Back in 2014, Warner Bros., with Legendary Entertainment, decided to relaunch a giant monster movie universe with the release of Godzilla. It was also a fine movie, with enough Godzilla goodness. Now, we get the next installment with Kong: Skull Island. But, there are some odd things about this follow-up that seem a little weird. (Mild spoilers ahead.)
First, the movie is set in the past, 1973 to be exact. Also, conveniently on the last day of the Vietnam war. I say conveniently, because this detail sets up a large story point that is intended to add some emotional weight to the story, but really just gets lost in all of the giant, rampaging monster action. Samuel L. Jackson plays a commander of some sort, in charge of a helicopter squadron stationed in Vietnam. When the war ends, he is not happy about it all. Rather than letting his men go back to the States, he gladly accepts this accompaniment mission to take some scientists to a remote island.
Why he is unhappy about going home is not explained. He just is. But I think the point of that story is to create sympathy with the soldiers as they die, because let’s face it, the reason there are so many soldiers being played by unknown actors is because they need a lot of cannon fodder. Trying to add an emotional side story to characters that are obvious cannon fodder did not work for me. It would take some really strong writing for me to get attached to characters that I know are going to have a pretty gruesome death.

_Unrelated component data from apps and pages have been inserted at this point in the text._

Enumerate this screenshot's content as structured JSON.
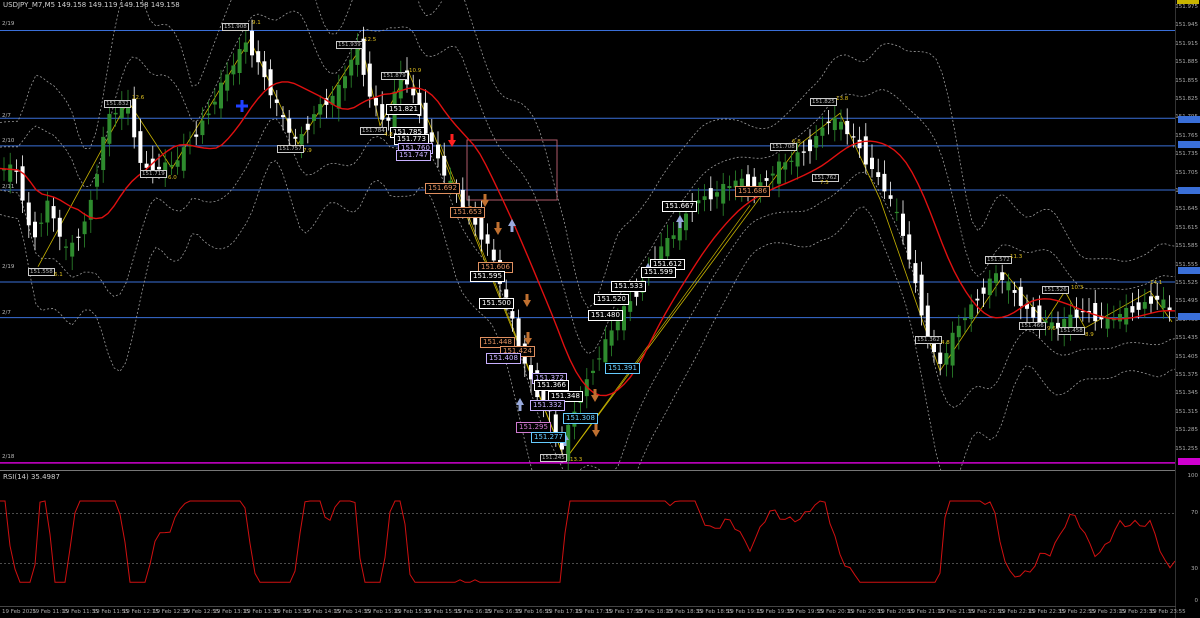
{
  "window": {
    "header_text": "USDJPY_M7,M5  149.158 149.119 149.158 149.158",
    "rsi_header": "RSI(14) 35.4987"
  },
  "side_labels": [
    "2/19",
    "2/7",
    "2/10",
    "2/11",
    "2/19",
    "2/7",
    "2/18"
  ],
  "price_axis": [
    "151.975",
    "151.945",
    "151.915",
    "151.885",
    "151.855",
    "151.825",
    "151.795",
    "151.765",
    "151.735",
    "151.705",
    "151.675",
    "151.645",
    "151.615",
    "151.585",
    "151.555",
    "151.525",
    "151.495",
    "151.465",
    "151.435",
    "151.405",
    "151.375",
    "151.345",
    "151.315",
    "151.285",
    "151.255"
  ],
  "rsi_axis": [
    "100",
    "70",
    "30",
    "0"
  ],
  "time_axis": [
    "19 Feb 2025",
    "19 Feb 11:15",
    "19 Feb 11:35",
    "19 Feb 11:55",
    "19 Feb 12:15",
    "19 Feb 12:35",
    "19 Feb 12:55",
    "19 Feb 13:15",
    "19 Feb 13:35",
    "19 Feb 13:55",
    "19 Feb 14:15",
    "19 Feb 14:35",
    "19 Feb 15:15",
    "19 Feb 15:35",
    "19 Feb 15:55",
    "19 Feb 16:15",
    "19 Feb 16:35",
    "19 Feb 16:55",
    "19 Feb 17:15",
    "19 Feb 17:35",
    "19 Feb 17:55",
    "19 Feb 18:15",
    "19 Feb 18:35",
    "19 Feb 18:55",
    "19 Feb 19:15",
    "19 Feb 19:35",
    "19 Feb 19:55",
    "19 Feb 20:15",
    "19 Feb 20:35",
    "19 Feb 20:55",
    "19 Feb 21:15",
    "19 Feb 21:35",
    "19 Feb 21:55",
    "19 Feb 22:15",
    "19 Feb 22:35",
    "19 Feb 22:55",
    "19 Feb 23:15",
    "19 Feb 23:35",
    "19 Feb 23:55"
  ],
  "price_labels": [
    "151.558",
    "151.832",
    "151.719",
    "151.908",
    "151.939",
    "151.757",
    "151.879",
    "151.784",
    "151.785",
    "151.821",
    "151.773",
    "151.760",
    "151.747",
    "151.692",
    "151.653",
    "151.606",
    "151.595",
    "151.500",
    "151.448",
    "151.424",
    "151.408",
    "151.372",
    "151.366",
    "151.348",
    "151.332",
    "151.308",
    "151.295",
    "151.277",
    "151.245",
    "151.480",
    "151.520",
    "151.533",
    "151.391",
    "151.612",
    "151.599",
    "151.667",
    "151.686",
    "151.708",
    "151.825",
    "151.762",
    "151.572",
    "151.526",
    "151.466",
    "151.458",
    "151.362"
  ],
  "zigzag_labels": [
    "6.1",
    "12.6",
    "6.0",
    "9.1",
    "12.5",
    "7.9",
    "10.9",
    "4.8",
    "13.3",
    "6.8",
    "7.5",
    "13.8",
    "4.8",
    "11.3",
    "10.3",
    "9.6",
    "8.9",
    "14.1"
  ],
  "colors": {
    "bg": "#000000",
    "bull": "#2e8b2e",
    "bear": "#ffffff",
    "ma": "#e01010",
    "band": "#9a9a9a",
    "hline": "#3a6fd8",
    "magenta": "#d000d0",
    "zigzag": "#c8b400",
    "rsi": "#d01010"
  }
}
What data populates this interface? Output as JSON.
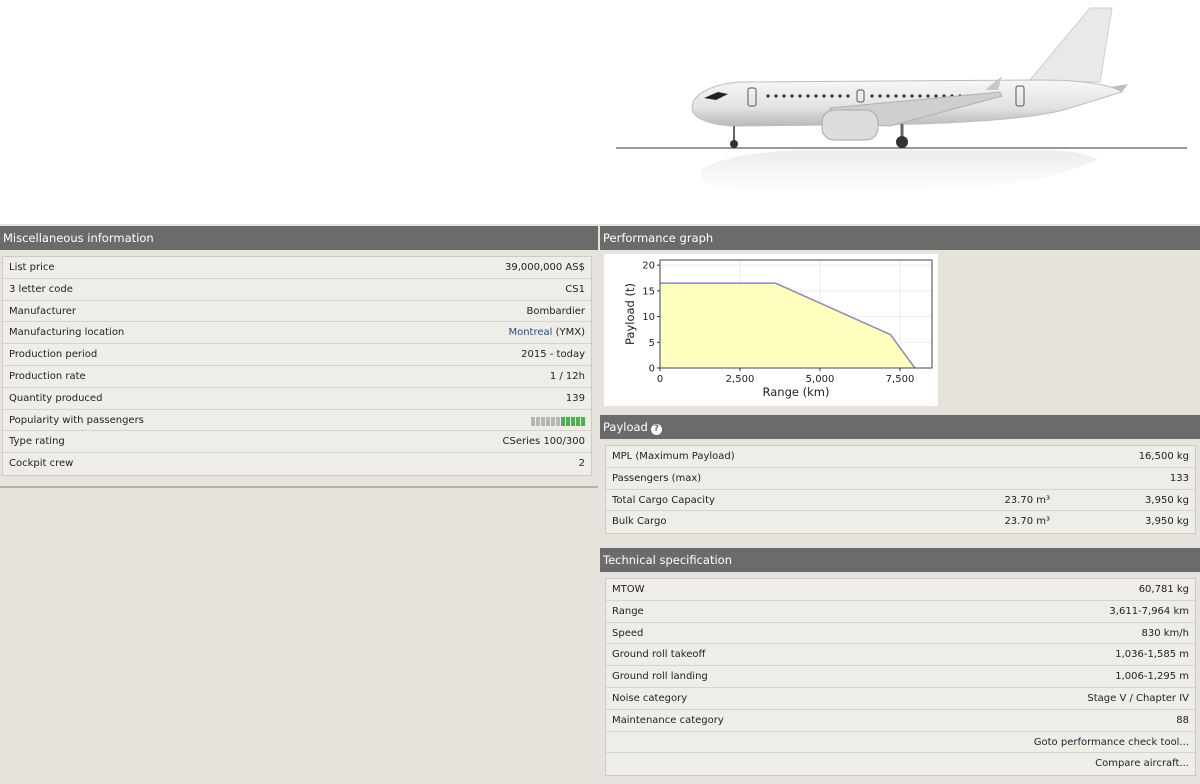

Then there is the scientist contingent. There are 2 components to this group: Monarch and LanSat. John Goodman is the head of the Monarch group and has a couple assistants with him, also hiring Tom Hiddleston because he is former British special forces and some kind of tracker, or something. Joining them is Brie Larson as some kind of photo journalist who thinks there is some kind of secret being hidden. Then, there are some other scientists, but they do not really matter. You want to know how I know that they don not really matter? It is because we did not see them in any of the buildup to the mission to Skull Island.
Seriously, I could line up the cast, give some minimal background, and you would likely be able to tell me who lives and dies before you see it. The point in all of this is that the “why” all of these people are on this island does not really matter in the grand scheme of things. The only thing that matters is that these people are on an island with giant monsters. This movie does well with character interactions once they are put on the island. There, you have all of the story development that you need. You see just how unhinged Jackson’s character is becoming. You learn that Goodman’s character has not been on the level about what he thought was on the island. You see character traits of Larson and Hiddleston. That is why I wish these movies would ditch the setup and dive right in. You can introduce the characters to the audience as they are being introduced to each other.
But all of that is really more of a preference than a complaint. The movie is enjoyable. The action is well crafted. Kong looks good. This is a good movie to just sit back and enjoy. Do not worry about all of the minor details they throw at you, and just enjoy what is taking place on the screen.